Bring back every record exactly, except for the pictures, which stay out.

-- -- --

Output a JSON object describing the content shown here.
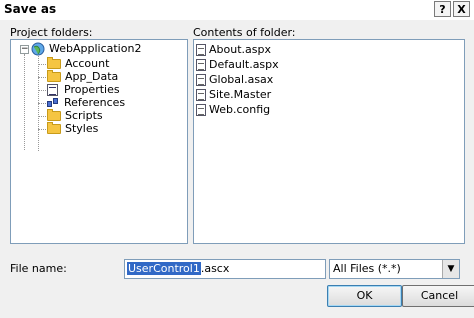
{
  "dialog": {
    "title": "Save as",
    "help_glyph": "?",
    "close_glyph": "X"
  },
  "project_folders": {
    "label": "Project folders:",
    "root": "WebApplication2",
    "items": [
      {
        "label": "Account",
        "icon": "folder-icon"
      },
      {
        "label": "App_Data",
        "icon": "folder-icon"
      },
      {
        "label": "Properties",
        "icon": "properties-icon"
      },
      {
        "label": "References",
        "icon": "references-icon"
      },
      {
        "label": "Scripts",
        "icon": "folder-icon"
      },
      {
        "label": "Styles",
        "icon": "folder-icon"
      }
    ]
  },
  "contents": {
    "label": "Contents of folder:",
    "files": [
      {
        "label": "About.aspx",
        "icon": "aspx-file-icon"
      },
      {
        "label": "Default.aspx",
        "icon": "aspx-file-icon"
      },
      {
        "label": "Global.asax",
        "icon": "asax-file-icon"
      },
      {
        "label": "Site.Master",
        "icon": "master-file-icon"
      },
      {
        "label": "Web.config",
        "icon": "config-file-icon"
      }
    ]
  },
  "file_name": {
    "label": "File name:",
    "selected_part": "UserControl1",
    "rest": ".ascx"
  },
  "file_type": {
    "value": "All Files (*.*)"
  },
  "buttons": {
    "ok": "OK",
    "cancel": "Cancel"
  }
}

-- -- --

### Result for this exercise
Output a JSON object describing the content shown here.
{
  "dialog": {
    "title": "Save as",
    "help_glyph": "?",
    "close_glyph": "X"
  },
  "project_folders": {
    "label": "Project folders:",
    "root": "WebApplication2",
    "items": [
      {
        "label": "Account",
        "icon": "folder-icon"
      },
      {
        "label": "App_Data",
        "icon": "folder-icon"
      },
      {
        "label": "Properties",
        "icon": "properties-icon"
      },
      {
        "label": "References",
        "icon": "references-icon"
      },
      {
        "label": "Scripts",
        "icon": "folder-icon"
      },
      {
        "label": "Styles",
        "icon": "folder-icon"
      }
    ]
  },
  "contents": {
    "label": "Contents of folder:",
    "files": [
      {
        "label": "About.aspx",
        "icon": "aspx-file-icon"
      },
      {
        "label": "Default.aspx",
        "icon": "aspx-file-icon"
      },
      {
        "label": "Global.asax",
        "icon": "asax-file-icon"
      },
      {
        "label": "Site.Master",
        "icon": "master-file-icon"
      },
      {
        "label": "Web.config",
        "icon": "config-file-icon"
      }
    ]
  },
  "file_name": {
    "label": "File name:",
    "selected_part": "UserControl1",
    "rest": ".ascx"
  },
  "file_type": {
    "value": "All Files (*.*)"
  },
  "buttons": {
    "ok": "OK",
    "cancel": "Cancel"
  }
}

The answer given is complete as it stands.